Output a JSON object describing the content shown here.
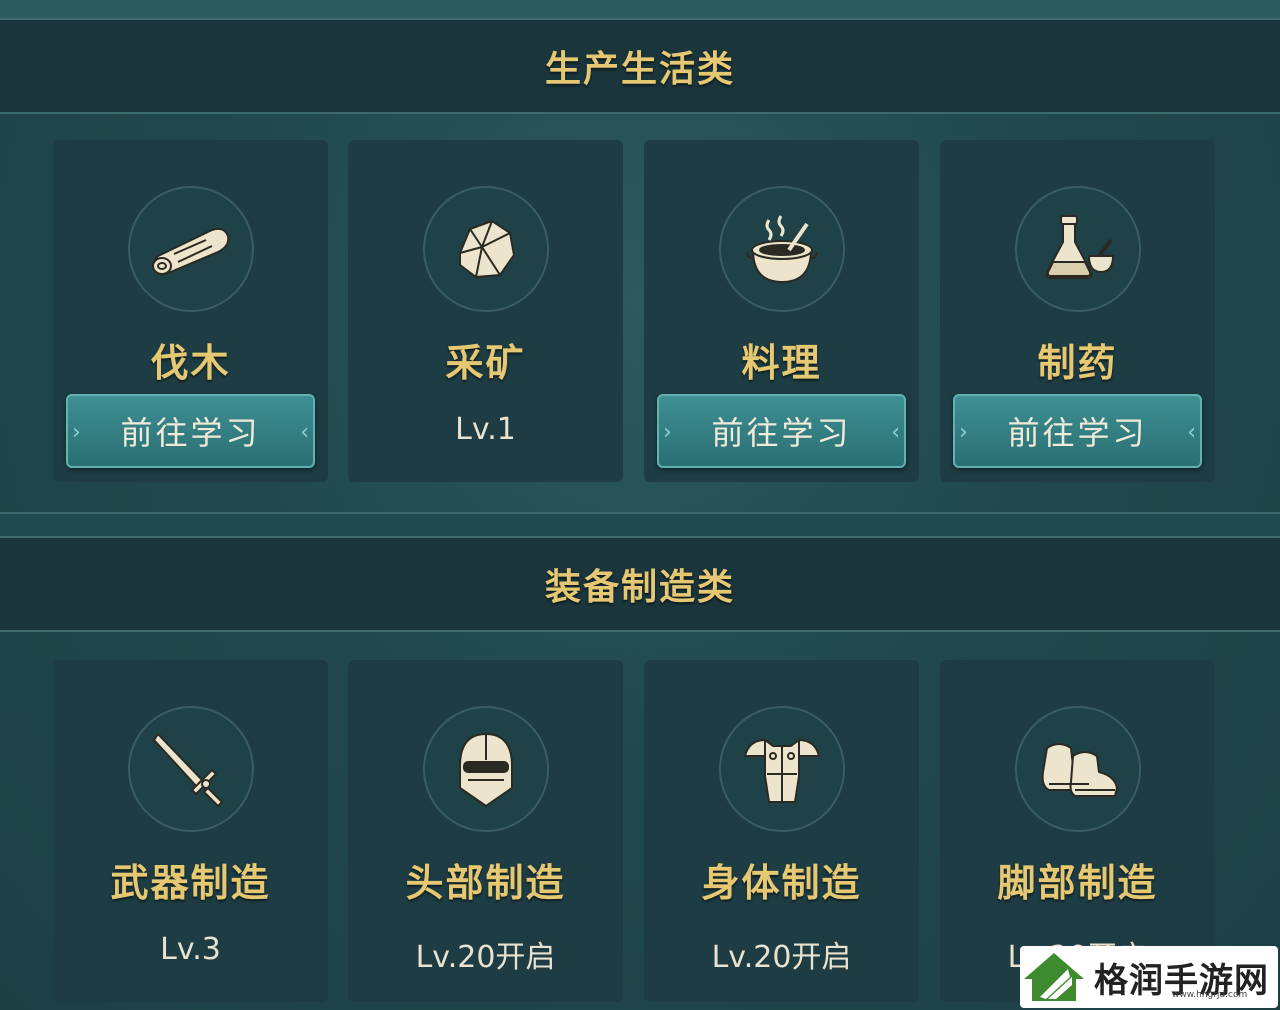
{
  "sections": [
    {
      "title": "生产生活类",
      "cards": [
        {
          "name": "伐木",
          "icon": "log-icon",
          "button": "前往学习"
        },
        {
          "name": "采矿",
          "icon": "ore-icon",
          "level": "Lv.1"
        },
        {
          "name": "料理",
          "icon": "cooking-pot-icon",
          "button": "前往学习"
        },
        {
          "name": "制药",
          "icon": "potion-flask-icon",
          "button": "前往学习"
        }
      ]
    },
    {
      "title": "装备制造类",
      "cards": [
        {
          "name": "武器制造",
          "icon": "sword-icon",
          "level": "Lv.3"
        },
        {
          "name": "头部制造",
          "icon": "helmet-icon",
          "level": "Lv.20开启"
        },
        {
          "name": "身体制造",
          "icon": "armor-icon",
          "level": "Lv.20开启"
        },
        {
          "name": "脚部制造",
          "icon": "boots-icon",
          "level": "Lv.20开启"
        }
      ]
    }
  ],
  "watermark": {
    "text": "格润手游网",
    "url_text": "www.hngrjd.com"
  },
  "colors": {
    "title_gold": "#e6c873",
    "button_teal": "#3e8f93",
    "card_bg": "#1d3c43"
  }
}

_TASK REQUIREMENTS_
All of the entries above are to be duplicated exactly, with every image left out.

_ANSWER BELOW_
Output a JSON object describing the content shown here.
{
  "sections": [
    {
      "title": "生产生活类",
      "cards": [
        {
          "name": "伐木",
          "icon": "log-icon",
          "button": "前往学习"
        },
        {
          "name": "采矿",
          "icon": "ore-icon",
          "level": "Lv.1"
        },
        {
          "name": "料理",
          "icon": "cooking-pot-icon",
          "button": "前往学习"
        },
        {
          "name": "制药",
          "icon": "potion-flask-icon",
          "button": "前往学习"
        }
      ]
    },
    {
      "title": "装备制造类",
      "cards": [
        {
          "name": "武器制造",
          "icon": "sword-icon",
          "level": "Lv.3"
        },
        {
          "name": "头部制造",
          "icon": "helmet-icon",
          "level": "Lv.20开启"
        },
        {
          "name": "身体制造",
          "icon": "armor-icon",
          "level": "Lv.20开启"
        },
        {
          "name": "脚部制造",
          "icon": "boots-icon",
          "level": "Lv.20开启"
        }
      ]
    }
  ],
  "watermark": {
    "text": "格润手游网",
    "url_text": "www.hngrjd.com"
  },
  "colors": {
    "title_gold": "#e6c873",
    "button_teal": "#3e8f93",
    "card_bg": "#1d3c43"
  }
}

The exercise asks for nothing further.